Which lines below mention "params"? Pick each one out.

» Working data:
★ ★ ★ ★ ★ ★ ★
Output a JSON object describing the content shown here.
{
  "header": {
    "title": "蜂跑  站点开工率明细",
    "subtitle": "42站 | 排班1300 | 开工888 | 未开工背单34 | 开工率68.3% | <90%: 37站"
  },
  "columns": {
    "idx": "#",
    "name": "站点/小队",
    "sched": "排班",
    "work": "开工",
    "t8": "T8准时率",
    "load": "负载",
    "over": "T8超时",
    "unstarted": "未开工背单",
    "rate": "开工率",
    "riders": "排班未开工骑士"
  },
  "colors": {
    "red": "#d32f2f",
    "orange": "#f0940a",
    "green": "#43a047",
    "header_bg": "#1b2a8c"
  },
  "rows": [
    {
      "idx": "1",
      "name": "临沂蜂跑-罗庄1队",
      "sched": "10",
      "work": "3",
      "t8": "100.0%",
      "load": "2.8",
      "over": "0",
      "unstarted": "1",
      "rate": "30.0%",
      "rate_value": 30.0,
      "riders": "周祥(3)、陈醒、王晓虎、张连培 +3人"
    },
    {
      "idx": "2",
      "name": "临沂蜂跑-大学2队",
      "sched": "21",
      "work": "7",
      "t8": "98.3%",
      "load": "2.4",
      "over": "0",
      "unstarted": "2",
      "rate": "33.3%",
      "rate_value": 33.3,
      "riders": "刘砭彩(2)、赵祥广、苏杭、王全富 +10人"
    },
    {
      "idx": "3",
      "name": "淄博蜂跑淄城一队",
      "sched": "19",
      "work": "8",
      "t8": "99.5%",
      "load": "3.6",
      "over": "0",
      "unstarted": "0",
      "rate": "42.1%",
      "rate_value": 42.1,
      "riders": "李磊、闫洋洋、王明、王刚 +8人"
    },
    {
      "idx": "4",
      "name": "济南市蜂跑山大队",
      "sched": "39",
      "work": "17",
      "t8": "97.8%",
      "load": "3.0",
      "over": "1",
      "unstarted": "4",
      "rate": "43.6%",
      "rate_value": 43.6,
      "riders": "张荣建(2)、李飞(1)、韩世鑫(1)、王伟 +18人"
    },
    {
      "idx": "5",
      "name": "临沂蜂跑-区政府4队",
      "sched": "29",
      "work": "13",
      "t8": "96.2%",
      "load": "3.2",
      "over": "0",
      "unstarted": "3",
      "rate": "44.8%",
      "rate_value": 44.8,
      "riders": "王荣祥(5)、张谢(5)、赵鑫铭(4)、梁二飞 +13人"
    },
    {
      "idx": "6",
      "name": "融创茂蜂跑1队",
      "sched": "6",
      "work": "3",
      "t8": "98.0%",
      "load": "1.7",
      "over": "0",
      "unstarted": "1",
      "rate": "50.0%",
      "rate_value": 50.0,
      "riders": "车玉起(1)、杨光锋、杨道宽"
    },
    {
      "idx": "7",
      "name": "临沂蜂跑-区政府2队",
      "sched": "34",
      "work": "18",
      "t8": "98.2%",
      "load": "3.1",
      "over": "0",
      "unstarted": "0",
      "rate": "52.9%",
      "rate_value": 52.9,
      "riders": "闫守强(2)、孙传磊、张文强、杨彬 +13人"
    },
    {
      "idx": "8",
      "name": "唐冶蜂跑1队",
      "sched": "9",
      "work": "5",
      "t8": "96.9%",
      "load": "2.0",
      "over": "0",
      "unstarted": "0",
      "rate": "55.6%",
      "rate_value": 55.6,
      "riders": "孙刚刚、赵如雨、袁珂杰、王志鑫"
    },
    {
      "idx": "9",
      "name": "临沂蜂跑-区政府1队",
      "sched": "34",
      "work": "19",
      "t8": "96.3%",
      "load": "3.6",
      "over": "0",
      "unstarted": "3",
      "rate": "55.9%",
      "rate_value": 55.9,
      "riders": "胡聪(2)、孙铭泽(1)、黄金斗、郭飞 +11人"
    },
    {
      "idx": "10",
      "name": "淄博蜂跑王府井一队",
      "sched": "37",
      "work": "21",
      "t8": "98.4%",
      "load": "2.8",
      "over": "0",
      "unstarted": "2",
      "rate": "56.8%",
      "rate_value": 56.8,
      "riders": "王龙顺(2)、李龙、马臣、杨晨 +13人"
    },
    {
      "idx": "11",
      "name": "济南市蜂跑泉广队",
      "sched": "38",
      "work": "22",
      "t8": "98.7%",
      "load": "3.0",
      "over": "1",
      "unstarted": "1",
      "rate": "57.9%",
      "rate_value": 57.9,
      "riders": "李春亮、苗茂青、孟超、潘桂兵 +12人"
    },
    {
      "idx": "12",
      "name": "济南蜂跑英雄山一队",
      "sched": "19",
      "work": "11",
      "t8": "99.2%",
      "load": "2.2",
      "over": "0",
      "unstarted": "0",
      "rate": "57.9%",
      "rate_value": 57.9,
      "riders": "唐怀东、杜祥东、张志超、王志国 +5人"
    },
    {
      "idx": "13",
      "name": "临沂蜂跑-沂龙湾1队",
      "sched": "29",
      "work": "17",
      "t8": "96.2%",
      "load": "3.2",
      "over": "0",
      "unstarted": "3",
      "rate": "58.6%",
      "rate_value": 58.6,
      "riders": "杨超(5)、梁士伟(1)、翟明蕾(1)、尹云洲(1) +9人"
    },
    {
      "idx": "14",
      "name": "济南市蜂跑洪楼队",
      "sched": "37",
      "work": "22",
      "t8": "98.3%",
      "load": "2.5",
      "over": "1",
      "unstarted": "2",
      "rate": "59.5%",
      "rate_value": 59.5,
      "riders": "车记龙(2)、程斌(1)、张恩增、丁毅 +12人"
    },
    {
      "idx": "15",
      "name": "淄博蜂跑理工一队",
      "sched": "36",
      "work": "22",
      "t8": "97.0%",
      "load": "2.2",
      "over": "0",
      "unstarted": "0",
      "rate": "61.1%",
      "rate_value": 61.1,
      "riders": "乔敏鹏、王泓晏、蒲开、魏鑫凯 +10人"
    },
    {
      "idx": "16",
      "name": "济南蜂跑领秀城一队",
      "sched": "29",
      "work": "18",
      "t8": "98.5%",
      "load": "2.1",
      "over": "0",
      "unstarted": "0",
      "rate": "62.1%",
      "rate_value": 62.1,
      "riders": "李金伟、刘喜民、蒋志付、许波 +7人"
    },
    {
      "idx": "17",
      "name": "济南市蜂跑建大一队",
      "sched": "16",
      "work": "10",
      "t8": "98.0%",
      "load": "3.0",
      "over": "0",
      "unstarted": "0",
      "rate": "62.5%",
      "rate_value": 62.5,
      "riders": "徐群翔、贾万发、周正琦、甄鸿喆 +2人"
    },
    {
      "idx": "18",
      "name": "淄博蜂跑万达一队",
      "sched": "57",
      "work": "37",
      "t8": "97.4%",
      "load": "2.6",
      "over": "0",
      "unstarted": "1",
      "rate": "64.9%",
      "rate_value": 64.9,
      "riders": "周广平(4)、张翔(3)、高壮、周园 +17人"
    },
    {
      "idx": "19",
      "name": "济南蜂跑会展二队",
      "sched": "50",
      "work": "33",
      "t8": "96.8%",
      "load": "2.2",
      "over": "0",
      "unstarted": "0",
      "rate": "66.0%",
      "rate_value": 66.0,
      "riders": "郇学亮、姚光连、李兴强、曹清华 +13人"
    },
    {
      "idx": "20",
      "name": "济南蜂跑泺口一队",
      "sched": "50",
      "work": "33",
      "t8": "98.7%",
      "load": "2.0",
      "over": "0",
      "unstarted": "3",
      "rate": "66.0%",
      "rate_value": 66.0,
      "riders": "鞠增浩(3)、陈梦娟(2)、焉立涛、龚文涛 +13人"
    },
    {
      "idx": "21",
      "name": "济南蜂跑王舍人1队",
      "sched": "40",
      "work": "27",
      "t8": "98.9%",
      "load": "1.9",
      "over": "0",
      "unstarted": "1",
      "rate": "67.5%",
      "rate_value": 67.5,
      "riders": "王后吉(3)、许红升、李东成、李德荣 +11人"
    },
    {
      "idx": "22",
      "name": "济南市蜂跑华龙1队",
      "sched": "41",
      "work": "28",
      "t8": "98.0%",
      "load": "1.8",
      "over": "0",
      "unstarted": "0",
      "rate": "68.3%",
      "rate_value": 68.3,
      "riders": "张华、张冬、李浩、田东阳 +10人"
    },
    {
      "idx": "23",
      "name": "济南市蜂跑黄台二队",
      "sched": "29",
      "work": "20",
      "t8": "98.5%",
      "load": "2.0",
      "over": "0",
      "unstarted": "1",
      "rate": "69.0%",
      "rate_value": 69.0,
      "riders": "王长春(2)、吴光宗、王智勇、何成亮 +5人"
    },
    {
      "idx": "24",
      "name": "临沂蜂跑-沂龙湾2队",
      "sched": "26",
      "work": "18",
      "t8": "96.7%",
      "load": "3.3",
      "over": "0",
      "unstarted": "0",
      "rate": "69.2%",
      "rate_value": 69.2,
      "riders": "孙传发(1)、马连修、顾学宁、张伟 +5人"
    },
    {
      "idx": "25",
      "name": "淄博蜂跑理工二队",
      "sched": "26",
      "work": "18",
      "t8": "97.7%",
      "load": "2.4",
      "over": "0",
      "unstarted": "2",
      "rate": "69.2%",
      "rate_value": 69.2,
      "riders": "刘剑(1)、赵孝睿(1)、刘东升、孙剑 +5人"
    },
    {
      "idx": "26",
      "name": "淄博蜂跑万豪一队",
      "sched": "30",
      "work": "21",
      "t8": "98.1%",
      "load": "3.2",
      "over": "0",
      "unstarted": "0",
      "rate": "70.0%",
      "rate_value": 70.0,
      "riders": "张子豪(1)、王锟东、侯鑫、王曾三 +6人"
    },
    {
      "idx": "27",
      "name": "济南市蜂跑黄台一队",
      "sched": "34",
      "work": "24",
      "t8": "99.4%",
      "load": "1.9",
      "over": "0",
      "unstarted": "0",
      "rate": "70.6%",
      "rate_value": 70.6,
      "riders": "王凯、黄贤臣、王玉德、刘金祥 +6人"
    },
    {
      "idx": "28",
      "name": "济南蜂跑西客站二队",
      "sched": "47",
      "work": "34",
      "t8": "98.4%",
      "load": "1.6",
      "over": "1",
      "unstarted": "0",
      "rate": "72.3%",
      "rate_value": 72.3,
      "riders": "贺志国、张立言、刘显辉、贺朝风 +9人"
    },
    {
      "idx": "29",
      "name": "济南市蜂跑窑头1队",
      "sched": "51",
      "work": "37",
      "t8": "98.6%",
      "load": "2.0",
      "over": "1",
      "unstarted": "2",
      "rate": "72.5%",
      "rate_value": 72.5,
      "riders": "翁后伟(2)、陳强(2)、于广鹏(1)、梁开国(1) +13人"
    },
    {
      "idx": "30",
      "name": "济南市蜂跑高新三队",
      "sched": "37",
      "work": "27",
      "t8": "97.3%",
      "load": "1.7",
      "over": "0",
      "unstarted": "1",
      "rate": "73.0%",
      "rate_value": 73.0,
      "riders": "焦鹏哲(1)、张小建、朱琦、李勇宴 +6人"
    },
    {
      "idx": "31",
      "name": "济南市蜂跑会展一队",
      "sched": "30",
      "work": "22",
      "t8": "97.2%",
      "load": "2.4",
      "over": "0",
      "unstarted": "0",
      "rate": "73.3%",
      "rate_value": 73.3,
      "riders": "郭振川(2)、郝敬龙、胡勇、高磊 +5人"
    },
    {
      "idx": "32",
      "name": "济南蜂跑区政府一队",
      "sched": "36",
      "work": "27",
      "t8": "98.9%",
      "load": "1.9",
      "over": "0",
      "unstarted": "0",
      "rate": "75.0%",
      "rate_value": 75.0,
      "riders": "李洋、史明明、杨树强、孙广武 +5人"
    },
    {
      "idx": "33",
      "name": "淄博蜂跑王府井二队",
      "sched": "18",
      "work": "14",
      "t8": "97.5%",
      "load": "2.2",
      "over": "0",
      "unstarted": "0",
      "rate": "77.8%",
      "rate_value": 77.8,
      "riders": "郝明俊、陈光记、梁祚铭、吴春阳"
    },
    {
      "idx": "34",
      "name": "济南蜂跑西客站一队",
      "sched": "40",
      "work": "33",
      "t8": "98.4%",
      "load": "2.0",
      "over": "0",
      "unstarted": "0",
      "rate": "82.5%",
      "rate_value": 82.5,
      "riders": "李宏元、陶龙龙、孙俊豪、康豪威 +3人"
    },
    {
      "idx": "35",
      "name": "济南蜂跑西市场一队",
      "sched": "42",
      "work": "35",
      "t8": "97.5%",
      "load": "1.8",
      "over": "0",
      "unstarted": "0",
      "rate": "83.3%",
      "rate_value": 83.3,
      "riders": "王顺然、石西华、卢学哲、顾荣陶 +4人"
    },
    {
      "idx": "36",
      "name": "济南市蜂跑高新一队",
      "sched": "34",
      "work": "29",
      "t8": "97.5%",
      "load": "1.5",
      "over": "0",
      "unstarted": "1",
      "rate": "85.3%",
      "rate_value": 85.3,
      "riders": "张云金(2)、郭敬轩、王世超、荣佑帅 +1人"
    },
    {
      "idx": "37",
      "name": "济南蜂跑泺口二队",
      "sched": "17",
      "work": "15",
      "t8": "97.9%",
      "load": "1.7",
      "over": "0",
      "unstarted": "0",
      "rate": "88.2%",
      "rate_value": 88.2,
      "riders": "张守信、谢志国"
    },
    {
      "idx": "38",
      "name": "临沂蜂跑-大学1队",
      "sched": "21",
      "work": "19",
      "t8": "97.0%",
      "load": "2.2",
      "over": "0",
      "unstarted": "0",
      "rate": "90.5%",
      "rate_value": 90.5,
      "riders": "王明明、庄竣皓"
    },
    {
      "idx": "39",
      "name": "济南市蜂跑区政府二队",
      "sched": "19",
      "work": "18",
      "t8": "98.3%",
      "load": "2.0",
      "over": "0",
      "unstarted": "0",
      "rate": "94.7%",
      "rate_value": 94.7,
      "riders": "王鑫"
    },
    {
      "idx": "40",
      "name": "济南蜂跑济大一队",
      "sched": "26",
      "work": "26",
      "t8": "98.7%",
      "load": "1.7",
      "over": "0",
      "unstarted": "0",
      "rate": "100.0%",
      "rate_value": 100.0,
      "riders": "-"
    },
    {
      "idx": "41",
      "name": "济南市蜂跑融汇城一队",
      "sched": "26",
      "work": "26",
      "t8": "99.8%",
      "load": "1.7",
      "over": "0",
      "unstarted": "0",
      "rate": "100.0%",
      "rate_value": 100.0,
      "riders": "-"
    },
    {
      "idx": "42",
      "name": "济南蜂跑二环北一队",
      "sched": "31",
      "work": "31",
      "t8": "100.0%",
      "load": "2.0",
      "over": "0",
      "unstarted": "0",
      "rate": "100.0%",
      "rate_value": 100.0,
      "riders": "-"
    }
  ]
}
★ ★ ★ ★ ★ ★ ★
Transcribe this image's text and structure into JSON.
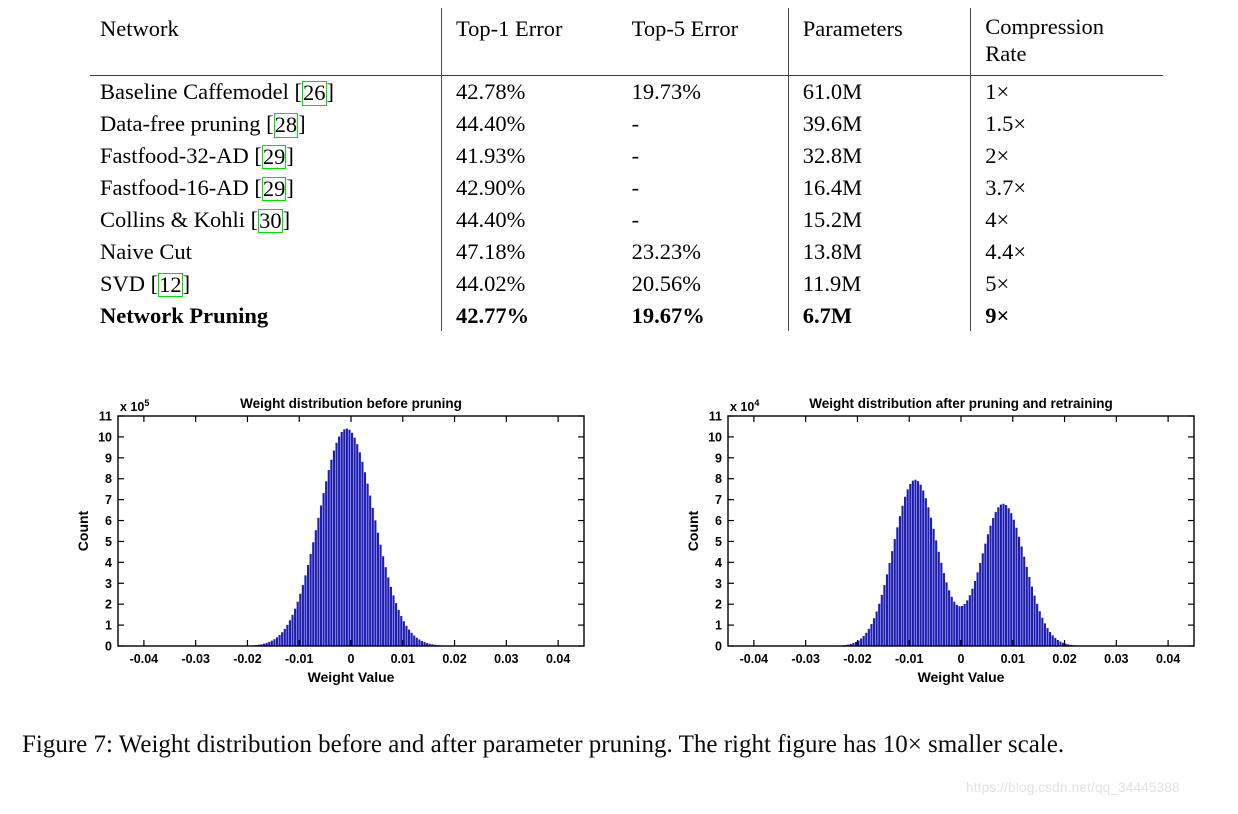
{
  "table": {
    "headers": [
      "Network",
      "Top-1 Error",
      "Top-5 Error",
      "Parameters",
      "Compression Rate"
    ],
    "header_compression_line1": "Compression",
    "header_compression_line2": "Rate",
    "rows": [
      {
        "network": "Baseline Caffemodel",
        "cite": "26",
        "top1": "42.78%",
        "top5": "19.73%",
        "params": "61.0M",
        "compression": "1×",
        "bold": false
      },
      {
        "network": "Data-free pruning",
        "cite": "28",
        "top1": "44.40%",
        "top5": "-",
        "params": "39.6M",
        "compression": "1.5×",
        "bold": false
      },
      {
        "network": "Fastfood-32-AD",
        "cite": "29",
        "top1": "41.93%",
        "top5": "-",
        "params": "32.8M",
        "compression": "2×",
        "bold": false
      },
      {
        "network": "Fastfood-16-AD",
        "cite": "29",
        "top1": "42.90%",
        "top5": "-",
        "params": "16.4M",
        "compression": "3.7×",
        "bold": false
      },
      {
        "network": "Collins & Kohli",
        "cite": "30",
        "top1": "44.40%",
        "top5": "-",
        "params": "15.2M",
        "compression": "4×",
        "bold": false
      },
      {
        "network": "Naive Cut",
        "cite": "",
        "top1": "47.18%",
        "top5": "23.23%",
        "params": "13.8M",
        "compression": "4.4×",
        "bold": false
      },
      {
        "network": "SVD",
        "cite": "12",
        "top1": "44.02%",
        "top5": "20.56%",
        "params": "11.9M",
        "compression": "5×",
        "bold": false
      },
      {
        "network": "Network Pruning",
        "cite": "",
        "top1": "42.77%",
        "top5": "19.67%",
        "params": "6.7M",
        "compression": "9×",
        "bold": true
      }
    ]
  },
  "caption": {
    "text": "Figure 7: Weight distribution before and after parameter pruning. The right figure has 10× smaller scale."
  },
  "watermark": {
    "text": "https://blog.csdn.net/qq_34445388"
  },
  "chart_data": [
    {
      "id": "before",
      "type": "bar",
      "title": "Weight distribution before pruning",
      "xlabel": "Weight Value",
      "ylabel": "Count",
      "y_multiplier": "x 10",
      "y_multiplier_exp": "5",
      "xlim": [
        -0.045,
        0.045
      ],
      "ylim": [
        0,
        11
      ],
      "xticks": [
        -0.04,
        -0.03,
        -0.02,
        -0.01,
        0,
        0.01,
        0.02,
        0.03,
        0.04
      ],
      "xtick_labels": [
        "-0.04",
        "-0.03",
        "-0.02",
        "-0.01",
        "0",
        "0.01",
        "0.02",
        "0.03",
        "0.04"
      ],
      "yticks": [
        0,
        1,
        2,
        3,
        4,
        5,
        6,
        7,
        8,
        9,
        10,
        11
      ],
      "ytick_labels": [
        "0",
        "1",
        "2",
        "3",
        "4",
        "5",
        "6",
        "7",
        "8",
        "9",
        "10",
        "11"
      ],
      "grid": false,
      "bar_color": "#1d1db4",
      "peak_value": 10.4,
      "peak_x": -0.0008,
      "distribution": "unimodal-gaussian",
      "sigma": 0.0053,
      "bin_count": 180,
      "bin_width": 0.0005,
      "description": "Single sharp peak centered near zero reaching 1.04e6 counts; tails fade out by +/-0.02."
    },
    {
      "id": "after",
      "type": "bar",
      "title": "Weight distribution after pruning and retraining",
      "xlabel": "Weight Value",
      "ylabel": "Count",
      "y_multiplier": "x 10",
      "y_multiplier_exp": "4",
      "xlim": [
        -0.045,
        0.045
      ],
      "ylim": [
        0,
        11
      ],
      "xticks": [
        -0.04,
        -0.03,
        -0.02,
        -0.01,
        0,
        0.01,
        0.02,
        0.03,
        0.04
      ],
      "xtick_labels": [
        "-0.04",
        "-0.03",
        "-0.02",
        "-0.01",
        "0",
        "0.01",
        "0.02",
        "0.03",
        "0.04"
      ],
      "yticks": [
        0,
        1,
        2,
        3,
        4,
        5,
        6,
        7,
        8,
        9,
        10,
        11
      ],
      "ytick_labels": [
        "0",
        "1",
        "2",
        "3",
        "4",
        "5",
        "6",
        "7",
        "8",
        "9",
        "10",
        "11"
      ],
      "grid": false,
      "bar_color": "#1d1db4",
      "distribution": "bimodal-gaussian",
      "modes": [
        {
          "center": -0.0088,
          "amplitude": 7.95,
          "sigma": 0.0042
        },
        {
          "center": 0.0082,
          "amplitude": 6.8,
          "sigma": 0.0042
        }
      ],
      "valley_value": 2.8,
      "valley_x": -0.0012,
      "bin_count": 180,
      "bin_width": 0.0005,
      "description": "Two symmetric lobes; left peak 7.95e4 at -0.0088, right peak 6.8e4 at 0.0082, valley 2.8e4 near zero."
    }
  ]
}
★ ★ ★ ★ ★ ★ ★
» Task result:
        "params": "61.0M",
        "params": "39.6M",
        "params": "32.8M",
        "params": "16.4M",
        "params": "15.2M",
        "params": "13.8M",
        "params": "11.9M",
        "params": "6.7M",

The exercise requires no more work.